* _DATA SHOWN_:
****************

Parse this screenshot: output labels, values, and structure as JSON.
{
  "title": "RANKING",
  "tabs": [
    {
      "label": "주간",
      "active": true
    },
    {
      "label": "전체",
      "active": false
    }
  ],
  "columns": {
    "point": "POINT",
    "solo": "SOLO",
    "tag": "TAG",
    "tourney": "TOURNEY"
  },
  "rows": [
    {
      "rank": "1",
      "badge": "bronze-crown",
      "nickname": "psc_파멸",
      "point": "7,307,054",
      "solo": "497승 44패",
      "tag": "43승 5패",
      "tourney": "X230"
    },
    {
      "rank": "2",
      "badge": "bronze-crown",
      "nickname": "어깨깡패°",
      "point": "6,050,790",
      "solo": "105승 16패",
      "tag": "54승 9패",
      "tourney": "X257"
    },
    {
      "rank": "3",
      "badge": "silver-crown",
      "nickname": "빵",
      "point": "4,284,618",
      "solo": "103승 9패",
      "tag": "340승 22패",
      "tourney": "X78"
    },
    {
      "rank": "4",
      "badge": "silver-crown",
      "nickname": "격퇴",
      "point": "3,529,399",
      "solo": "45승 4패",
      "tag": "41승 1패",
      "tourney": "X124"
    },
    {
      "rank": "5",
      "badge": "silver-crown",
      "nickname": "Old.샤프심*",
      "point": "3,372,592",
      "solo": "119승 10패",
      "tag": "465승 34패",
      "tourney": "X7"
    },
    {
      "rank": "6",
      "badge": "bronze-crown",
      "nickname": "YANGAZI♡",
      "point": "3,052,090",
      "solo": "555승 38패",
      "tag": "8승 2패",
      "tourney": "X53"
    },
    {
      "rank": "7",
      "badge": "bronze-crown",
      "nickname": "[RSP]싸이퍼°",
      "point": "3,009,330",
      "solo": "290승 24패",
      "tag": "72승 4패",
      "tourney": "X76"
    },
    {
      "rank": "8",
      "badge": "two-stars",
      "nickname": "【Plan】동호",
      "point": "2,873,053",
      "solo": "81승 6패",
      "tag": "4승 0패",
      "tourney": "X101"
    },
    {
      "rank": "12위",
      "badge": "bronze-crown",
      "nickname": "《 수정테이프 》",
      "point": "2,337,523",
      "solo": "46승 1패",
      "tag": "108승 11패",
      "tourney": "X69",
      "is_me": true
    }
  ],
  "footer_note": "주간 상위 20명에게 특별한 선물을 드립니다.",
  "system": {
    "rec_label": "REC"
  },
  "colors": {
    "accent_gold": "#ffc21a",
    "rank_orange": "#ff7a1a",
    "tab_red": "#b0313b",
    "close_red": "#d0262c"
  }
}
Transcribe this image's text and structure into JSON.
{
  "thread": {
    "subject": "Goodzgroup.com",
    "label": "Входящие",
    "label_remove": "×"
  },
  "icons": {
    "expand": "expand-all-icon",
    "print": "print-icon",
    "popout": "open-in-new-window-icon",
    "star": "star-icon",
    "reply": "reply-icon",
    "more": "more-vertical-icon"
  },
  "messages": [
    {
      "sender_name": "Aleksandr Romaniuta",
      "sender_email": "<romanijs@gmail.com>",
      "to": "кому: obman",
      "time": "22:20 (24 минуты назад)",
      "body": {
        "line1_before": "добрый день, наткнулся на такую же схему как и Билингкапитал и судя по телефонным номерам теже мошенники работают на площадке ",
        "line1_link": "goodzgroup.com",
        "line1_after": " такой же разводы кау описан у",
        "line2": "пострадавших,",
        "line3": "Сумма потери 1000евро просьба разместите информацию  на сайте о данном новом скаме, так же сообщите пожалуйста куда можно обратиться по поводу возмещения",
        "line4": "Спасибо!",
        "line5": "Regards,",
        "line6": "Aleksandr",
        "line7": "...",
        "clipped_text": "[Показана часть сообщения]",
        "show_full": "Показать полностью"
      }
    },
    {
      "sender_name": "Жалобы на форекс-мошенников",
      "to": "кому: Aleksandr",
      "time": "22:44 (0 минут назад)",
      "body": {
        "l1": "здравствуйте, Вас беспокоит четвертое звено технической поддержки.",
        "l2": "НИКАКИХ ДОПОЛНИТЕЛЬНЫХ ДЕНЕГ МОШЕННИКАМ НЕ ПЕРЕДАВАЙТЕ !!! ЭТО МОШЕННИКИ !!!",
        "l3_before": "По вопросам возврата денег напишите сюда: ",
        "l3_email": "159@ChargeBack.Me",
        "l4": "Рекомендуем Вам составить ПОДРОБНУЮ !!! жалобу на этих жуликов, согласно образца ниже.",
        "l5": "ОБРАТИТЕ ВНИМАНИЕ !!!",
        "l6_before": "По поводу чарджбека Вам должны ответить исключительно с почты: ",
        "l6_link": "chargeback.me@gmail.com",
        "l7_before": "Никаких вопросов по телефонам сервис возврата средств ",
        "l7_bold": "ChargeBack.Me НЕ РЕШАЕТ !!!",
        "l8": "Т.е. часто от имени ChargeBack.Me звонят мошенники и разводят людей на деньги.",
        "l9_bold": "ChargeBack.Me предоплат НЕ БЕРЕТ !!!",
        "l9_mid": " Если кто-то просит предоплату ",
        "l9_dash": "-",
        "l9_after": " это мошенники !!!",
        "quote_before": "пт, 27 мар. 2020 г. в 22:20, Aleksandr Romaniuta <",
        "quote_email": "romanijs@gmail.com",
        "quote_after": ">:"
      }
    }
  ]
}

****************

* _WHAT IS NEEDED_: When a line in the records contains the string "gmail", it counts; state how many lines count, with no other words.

* _SOLVED EXERCISE_: 3